Print every entry below again. Nothing may differ from the original.

▶ **Provided material**
□ □ □ □

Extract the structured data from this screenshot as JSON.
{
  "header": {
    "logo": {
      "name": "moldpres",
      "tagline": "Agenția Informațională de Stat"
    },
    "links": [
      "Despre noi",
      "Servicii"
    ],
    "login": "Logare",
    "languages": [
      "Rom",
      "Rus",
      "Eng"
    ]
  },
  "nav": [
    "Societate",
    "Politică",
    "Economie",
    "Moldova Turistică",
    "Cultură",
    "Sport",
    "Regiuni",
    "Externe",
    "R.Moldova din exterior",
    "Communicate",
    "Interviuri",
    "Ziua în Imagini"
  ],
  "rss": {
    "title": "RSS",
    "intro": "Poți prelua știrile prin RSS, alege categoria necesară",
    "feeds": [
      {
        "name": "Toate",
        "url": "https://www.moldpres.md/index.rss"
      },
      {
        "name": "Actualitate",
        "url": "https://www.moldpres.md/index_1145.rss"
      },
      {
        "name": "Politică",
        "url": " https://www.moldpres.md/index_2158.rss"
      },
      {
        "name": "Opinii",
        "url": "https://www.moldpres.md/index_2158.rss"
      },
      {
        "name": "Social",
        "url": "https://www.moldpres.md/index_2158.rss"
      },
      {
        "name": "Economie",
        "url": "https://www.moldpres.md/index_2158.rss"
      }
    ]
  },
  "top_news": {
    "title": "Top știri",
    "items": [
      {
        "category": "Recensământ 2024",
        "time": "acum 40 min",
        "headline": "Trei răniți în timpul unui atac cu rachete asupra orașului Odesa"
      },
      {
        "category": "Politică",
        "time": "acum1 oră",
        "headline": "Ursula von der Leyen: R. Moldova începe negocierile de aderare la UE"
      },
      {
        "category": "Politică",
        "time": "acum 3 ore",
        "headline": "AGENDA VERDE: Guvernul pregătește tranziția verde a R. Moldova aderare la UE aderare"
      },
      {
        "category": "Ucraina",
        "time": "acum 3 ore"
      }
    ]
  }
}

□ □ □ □

▶ **Answer to the exercise**
Extract the structured data from this screenshot as JSON.
{
  "header": {
    "logo": {
      "name": "moldpres",
      "tagline": "Agenția Informațională de Stat"
    },
    "links": [
      "Despre noi",
      "Servicii"
    ],
    "login": "Logare",
    "languages": [
      "Rom",
      "Rus",
      "Eng"
    ]
  },
  "nav": [
    "Societate",
    "Politică",
    "Economie",
    "Moldova Turistică",
    "Cultură",
    "Sport",
    "Regiuni",
    "Externe",
    "R.Moldova din exterior",
    "Communicate",
    "Interviuri",
    "Ziua în Imagini"
  ],
  "rss": {
    "title": "RSS",
    "intro": "Poți prelua știrile prin RSS, alege categoria necesară",
    "feeds": [
      {
        "name": "Toate",
        "url": "https://www.moldpres.md/index.rss"
      },
      {
        "name": "Actualitate",
        "url": "https://www.moldpres.md/index_1145.rss"
      },
      {
        "name": "Politică",
        "url": " https://www.moldpres.md/index_2158.rss"
      },
      {
        "name": "Opinii",
        "url": "https://www.moldpres.md/index_2158.rss"
      },
      {
        "name": "Social",
        "url": "https://www.moldpres.md/index_2158.rss"
      },
      {
        "name": "Economie",
        "url": "https://www.moldpres.md/index_2158.rss"
      }
    ]
  },
  "top_news": {
    "title": "Top știri",
    "items": [
      {
        "category": "Recensământ 2024",
        "time": "acum 40 min",
        "headline": "Trei răniți în timpul unui atac cu rachete asupra orașului Odesa"
      },
      {
        "category": "Politică",
        "time": "acum1 oră",
        "headline": "Ursula von der Leyen: R. Moldova începe negocierile de aderare la UE"
      },
      {
        "category": "Politică",
        "time": "acum 3 ore",
        "headline": "AGENDA VERDE: Guvernul pregătește tranziția verde a R. Moldova aderare la UE aderare"
      },
      {
        "category": "Ucraina",
        "time": "acum 3 ore"
      }
    ]
  }
}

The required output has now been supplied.